The also advised me to back down my intake of raw kale, cabbage, and other goitrogens, and when I did consume them they had to be cooked. I am a veggie junkie so this was a huge change for me as I was used to munching raw kale, cabbage, spinach, and other goitrogens multiple times per day.
I was instructed not to fast, and to make sure I was eating every few hours.
I was told to take my temperature every morning using an old school mercury thermometer, which, according to my docs, are the only ones worth a damn in regards to accuracy.

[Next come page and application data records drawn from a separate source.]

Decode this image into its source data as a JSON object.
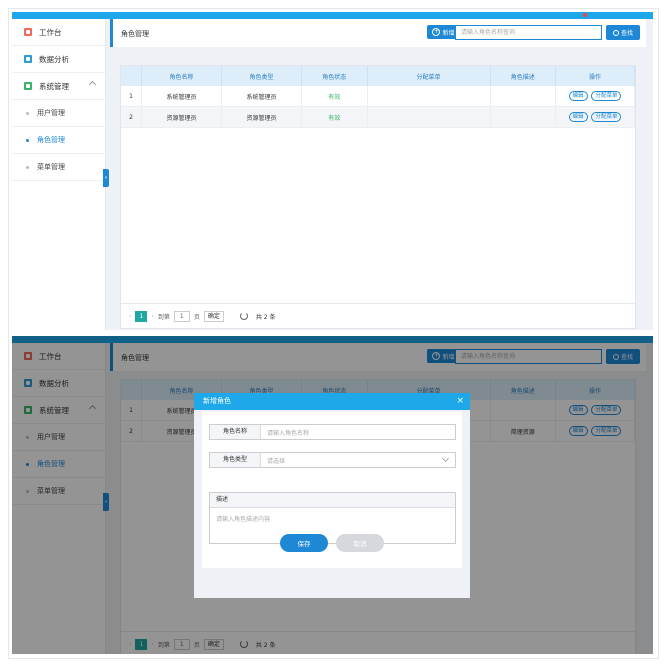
{
  "sidebar": {
    "items": [
      {
        "label": "工作台",
        "icon": "workbench-icon"
      },
      {
        "label": "数据分析",
        "icon": "analytics-icon"
      },
      {
        "label": "系统管理",
        "icon": "system-icon"
      }
    ],
    "sub_items": [
      {
        "label": "用户管理"
      },
      {
        "label": "角色管理",
        "active": true
      },
      {
        "label": "菜单管理"
      }
    ],
    "collapse_label": "«"
  },
  "header": {
    "title": "角色管理",
    "new_label": "新增",
    "search_placeholder": "请输入角色名称查询",
    "search_label": "查找"
  },
  "table": {
    "columns": [
      "",
      "角色名称",
      "角色类型",
      "角色状态",
      "分配菜单",
      "角色描述",
      "操作"
    ],
    "rows": [
      {
        "no": "1",
        "name": "系统管理员",
        "type": "系统管理员",
        "status": "有效",
        "menu": "",
        "desc": ""
      },
      {
        "no": "2",
        "name": "资源管理员",
        "type": "资源管理员",
        "status": "有效",
        "menu": "",
        "desc": ""
      }
    ],
    "row2_desc_bg": "简理资源",
    "actions": {
      "edit": "编辑",
      "assign": "分配菜单"
    }
  },
  "pager": {
    "prev": "‹",
    "current": "1",
    "next": "›",
    "goto_label": "到第",
    "page_input": "1",
    "page_unit": "页",
    "confirm": "确定",
    "total": "共 2 条"
  },
  "modal": {
    "title": "新增角色",
    "close": "×",
    "name_label": "角色名称",
    "name_placeholder": "请输入角色名称",
    "type_label": "角色类型",
    "type_placeholder": "请选择",
    "desc_label": "描述",
    "desc_placeholder": "请输入角色描述内容",
    "save": "保存",
    "cancel": "取消"
  },
  "colors": {
    "accent": "#1e88d6",
    "topbar": "#1ea8e9",
    "status": "#3bb26c"
  }
}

Over the next few weeks, I started feeling good. Then better than before. Then better than I had in the last year. My energy increased, my cognitive function had noticeably improved, my feet weren’t freezing anymore, my drain wasn’t always full of hair and I went 30 full days without desperately needing a mid-day nap. I think we are on to something!
January 2013 Thyroid Testing… Yes, Again!
After 40 days of running the most recent medicinal and supplementation protocol, and making the other dietary/lifestyle changes I mentioned above, we retested my thyroid once again, running another extensive panel: TSH, Total T3, Free T3, Total T4, Free T4, and reverse T3 and…
In part three of this blog series, I’ll share my most recent test results with you, along with a summary of my symptoms, the dietary & lifestyle changes that I believe caused it and then helped it, what I think you should be watching for, and anything else that I think of that might help you or somebody that you love!